Problem description ::
Below is a listing. Gather each line of it that contains "this".

Source records ::

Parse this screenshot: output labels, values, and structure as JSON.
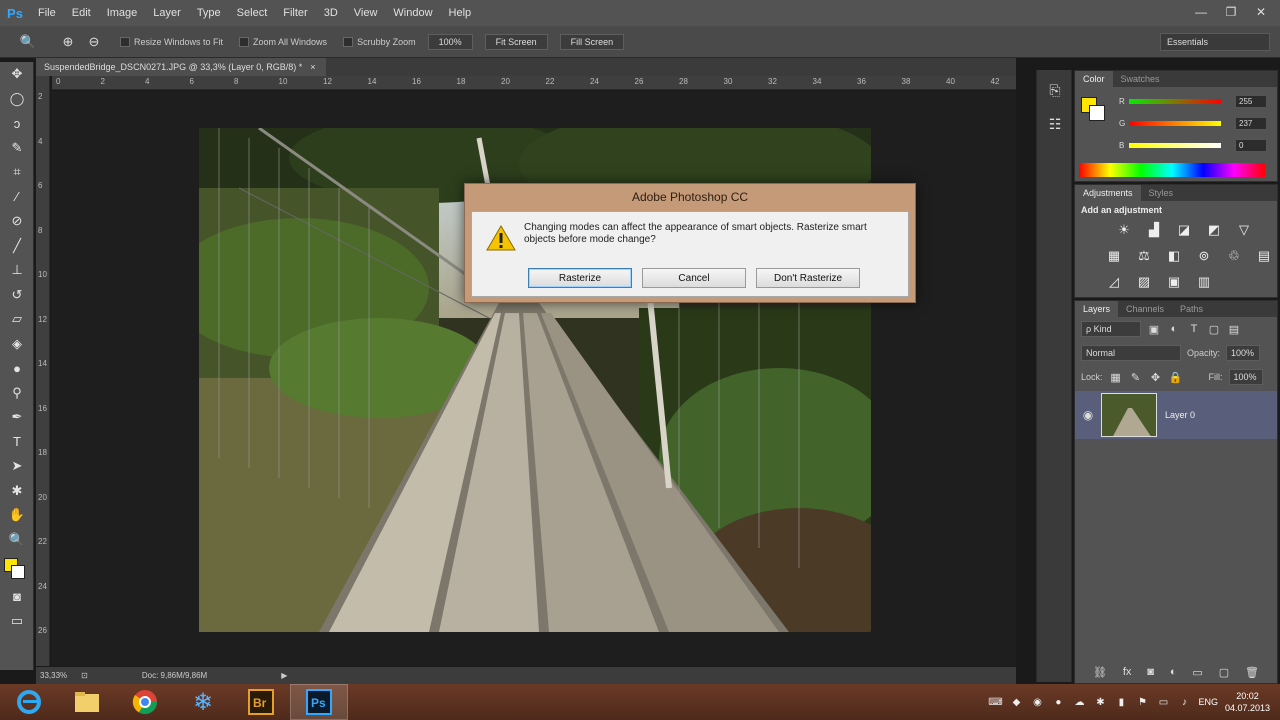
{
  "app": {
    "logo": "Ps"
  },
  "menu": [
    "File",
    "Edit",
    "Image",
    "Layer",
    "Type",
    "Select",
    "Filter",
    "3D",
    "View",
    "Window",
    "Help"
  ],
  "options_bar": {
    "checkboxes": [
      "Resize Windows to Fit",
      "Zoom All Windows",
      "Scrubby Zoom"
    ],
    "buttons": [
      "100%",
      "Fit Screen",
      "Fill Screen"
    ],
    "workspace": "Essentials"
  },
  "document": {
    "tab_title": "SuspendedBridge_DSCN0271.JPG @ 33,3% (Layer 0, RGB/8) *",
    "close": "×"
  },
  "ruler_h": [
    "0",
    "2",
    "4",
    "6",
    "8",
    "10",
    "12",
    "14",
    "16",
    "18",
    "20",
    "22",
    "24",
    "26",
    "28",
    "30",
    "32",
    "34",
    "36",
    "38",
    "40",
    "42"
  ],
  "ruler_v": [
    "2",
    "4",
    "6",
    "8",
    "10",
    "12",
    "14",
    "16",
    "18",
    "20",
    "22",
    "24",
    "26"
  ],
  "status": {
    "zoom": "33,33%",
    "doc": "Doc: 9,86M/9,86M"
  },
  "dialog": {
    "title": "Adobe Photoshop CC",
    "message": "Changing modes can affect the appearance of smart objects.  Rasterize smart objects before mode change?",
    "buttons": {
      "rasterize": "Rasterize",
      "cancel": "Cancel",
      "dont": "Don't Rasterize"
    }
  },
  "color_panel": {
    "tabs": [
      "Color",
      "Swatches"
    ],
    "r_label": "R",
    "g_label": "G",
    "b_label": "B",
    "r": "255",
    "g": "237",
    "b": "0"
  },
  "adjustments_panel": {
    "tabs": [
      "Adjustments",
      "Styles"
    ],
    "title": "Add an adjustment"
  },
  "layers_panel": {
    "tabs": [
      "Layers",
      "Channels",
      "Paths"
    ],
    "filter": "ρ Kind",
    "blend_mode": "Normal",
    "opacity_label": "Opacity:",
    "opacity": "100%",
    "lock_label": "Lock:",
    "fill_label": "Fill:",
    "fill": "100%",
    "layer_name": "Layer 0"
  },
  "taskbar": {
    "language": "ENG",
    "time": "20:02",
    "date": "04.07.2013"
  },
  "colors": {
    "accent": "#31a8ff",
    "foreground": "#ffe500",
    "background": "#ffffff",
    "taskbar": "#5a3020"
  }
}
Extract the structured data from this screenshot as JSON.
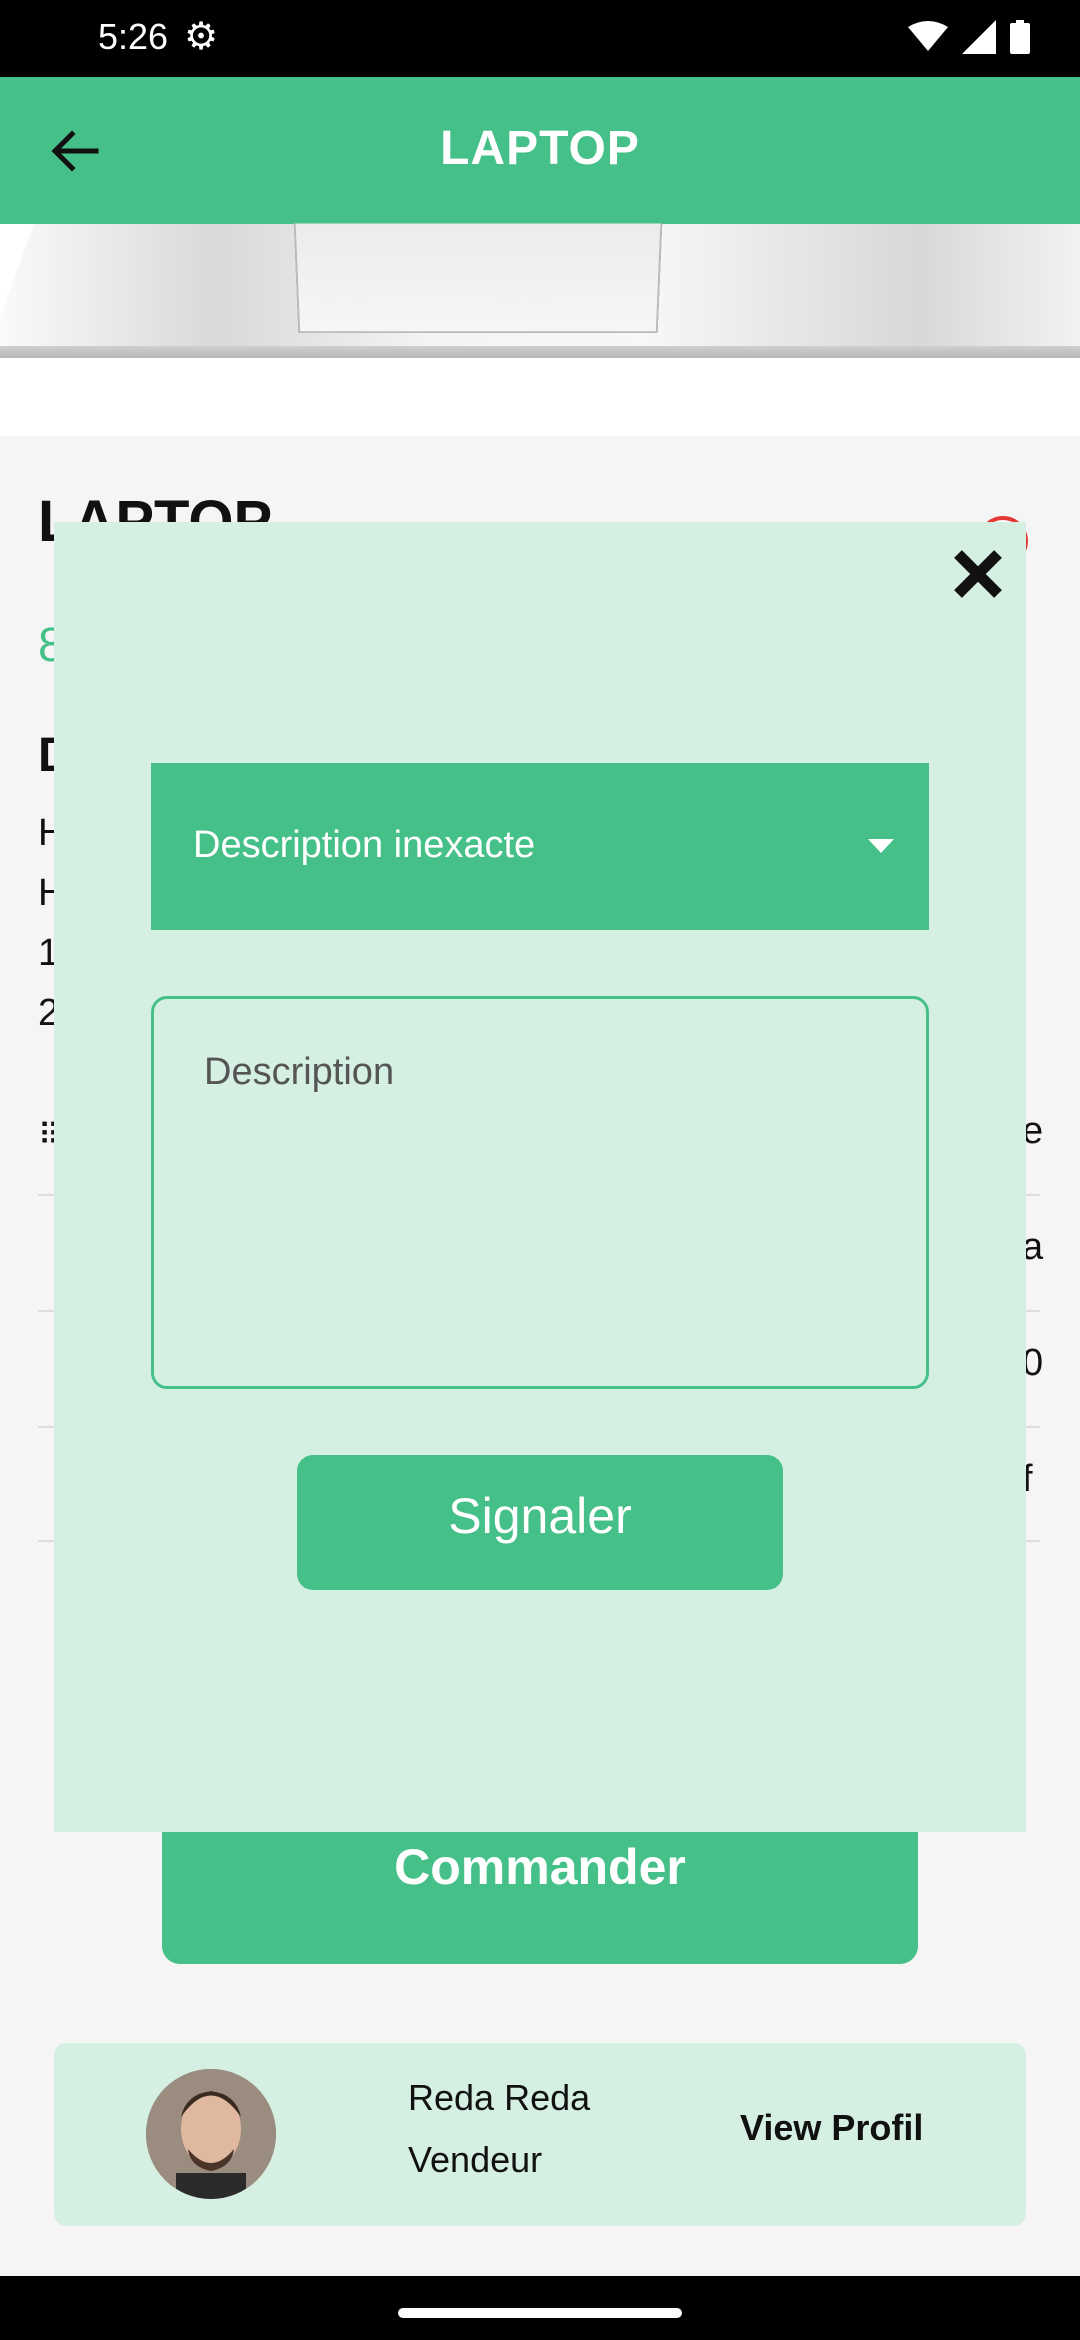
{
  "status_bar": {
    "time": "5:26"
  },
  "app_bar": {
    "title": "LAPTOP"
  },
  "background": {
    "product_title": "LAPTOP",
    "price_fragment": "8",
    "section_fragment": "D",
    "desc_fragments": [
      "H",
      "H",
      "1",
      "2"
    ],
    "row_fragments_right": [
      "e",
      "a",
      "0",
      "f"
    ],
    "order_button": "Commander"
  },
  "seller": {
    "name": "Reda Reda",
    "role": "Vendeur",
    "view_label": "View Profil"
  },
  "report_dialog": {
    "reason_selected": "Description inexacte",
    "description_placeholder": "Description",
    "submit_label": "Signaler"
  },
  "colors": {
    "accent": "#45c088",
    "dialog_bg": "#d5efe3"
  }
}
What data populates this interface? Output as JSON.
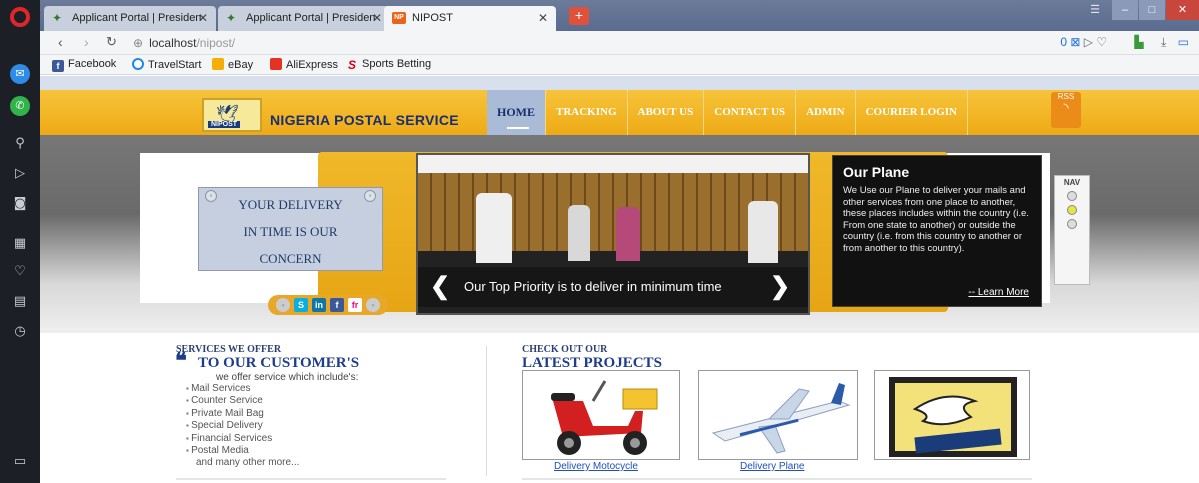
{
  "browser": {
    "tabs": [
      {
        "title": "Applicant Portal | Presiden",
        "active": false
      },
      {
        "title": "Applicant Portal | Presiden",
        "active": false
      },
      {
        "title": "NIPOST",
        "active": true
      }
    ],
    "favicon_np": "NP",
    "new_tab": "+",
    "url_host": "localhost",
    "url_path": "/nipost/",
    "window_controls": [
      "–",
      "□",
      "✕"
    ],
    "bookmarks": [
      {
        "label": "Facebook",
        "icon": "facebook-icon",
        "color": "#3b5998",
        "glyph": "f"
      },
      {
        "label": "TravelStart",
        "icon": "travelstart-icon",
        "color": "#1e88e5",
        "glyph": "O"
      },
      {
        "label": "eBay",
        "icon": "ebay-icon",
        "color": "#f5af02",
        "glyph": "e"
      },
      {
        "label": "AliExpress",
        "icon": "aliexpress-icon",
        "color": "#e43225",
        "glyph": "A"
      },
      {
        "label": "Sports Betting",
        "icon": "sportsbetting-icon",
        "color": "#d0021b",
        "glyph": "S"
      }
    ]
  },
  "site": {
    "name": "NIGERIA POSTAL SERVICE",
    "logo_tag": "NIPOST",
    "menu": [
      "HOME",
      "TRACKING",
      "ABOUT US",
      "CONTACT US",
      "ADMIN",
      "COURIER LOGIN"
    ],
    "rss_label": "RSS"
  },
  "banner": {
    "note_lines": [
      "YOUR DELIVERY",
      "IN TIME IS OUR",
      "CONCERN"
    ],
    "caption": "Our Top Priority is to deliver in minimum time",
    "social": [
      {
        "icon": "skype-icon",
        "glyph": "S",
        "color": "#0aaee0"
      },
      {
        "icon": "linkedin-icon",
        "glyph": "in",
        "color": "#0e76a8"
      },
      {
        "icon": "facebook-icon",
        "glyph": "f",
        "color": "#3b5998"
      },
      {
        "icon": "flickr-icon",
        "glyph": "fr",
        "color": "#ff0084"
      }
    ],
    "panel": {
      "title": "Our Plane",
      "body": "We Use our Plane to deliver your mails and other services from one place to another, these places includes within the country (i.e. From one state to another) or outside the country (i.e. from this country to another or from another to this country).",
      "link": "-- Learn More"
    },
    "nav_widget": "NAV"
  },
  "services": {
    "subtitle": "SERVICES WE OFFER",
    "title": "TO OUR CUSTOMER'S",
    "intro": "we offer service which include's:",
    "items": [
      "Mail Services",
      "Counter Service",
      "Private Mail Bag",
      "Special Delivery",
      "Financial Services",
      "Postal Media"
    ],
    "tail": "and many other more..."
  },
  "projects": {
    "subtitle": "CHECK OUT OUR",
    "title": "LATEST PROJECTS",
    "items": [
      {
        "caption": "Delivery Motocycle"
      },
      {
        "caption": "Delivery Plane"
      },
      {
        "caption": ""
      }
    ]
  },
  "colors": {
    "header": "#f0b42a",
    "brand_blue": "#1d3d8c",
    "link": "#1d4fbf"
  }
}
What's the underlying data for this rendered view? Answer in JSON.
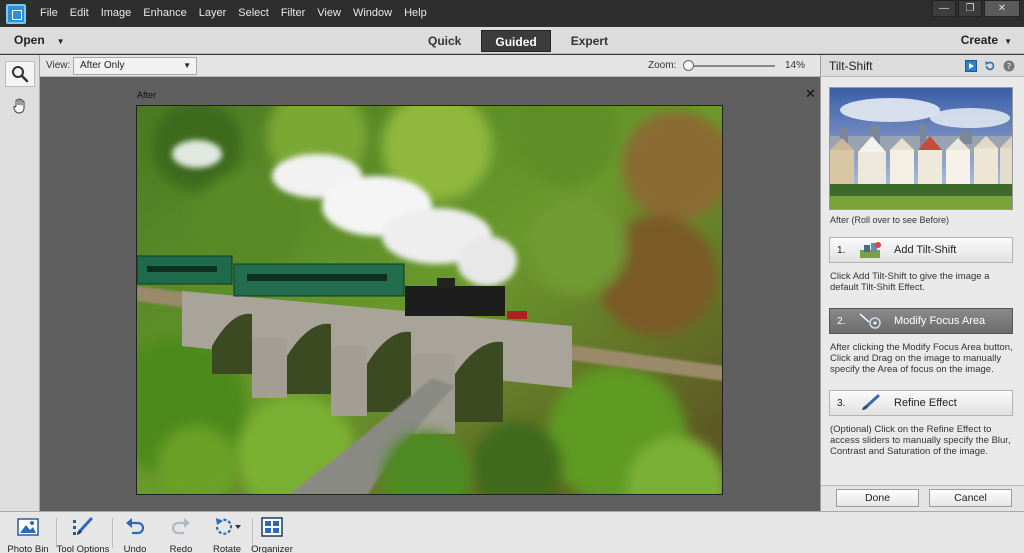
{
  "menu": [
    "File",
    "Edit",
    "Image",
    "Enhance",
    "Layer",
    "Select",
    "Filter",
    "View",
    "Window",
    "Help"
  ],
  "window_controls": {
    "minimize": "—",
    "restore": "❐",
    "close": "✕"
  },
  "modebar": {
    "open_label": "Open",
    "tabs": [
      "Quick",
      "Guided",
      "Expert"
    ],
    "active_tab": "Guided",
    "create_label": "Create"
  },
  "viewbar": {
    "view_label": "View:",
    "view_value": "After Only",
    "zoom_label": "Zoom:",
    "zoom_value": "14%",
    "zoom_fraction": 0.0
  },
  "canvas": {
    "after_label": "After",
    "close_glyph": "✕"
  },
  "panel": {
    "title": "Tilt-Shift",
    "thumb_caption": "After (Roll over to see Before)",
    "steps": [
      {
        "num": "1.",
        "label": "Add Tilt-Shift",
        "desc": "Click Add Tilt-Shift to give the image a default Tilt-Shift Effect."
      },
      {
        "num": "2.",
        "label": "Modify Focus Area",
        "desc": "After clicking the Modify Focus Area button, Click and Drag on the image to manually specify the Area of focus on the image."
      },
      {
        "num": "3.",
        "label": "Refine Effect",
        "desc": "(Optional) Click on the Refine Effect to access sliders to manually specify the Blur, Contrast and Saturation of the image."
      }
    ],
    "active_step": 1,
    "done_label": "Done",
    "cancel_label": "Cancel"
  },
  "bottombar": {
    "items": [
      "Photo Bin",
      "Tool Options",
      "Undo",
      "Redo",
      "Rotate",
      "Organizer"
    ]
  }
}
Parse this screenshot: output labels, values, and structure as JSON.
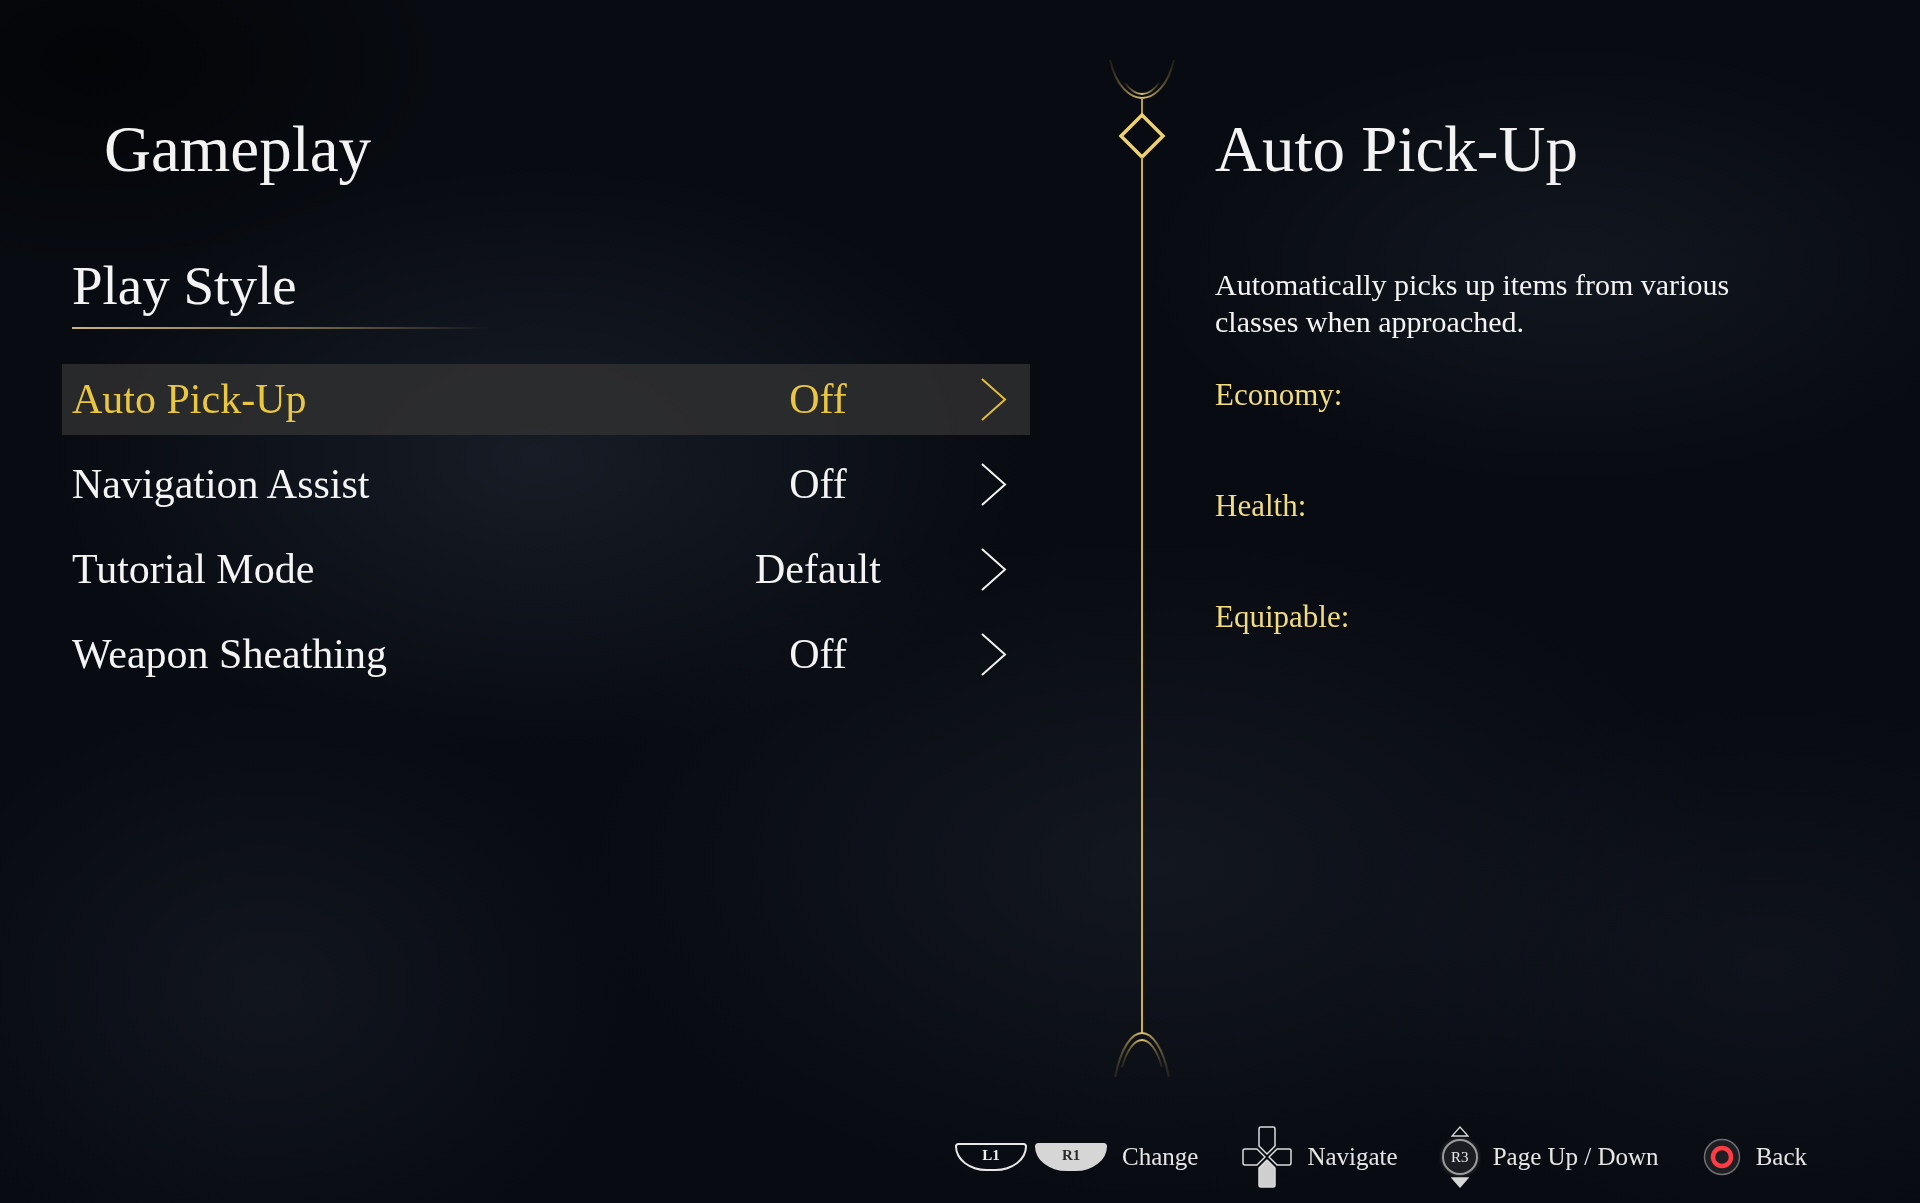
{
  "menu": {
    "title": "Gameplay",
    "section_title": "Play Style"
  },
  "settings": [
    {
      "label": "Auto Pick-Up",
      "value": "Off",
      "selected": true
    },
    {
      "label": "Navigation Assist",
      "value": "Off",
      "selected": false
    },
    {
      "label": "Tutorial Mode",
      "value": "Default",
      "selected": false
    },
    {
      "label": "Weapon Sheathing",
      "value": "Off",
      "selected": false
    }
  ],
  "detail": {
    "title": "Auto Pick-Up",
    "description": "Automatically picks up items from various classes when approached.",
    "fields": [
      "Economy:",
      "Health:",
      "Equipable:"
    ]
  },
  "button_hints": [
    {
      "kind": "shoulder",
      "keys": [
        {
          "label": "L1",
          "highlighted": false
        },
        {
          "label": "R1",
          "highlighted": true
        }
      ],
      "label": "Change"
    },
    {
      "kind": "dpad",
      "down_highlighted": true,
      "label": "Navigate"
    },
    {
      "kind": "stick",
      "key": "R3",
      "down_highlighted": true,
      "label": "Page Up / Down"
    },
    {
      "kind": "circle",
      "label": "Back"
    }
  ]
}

Written solution ::
Parse this screenshot: output labels, values, and structure as JSON.
Extract the structured data from this screenshot as JSON.
What data populates this interface? Output as JSON.
      "body": "We Use our Plane to deliver your mails and other services from one place to another, these places includes within the country (i.e. From one state to another) or outside the country (i.e. from this country to another or from another to this country).",
What's the underlying data for this rendered view? Answer in JSON.
Parse this screenshot: output labels, values, and structure as JSON.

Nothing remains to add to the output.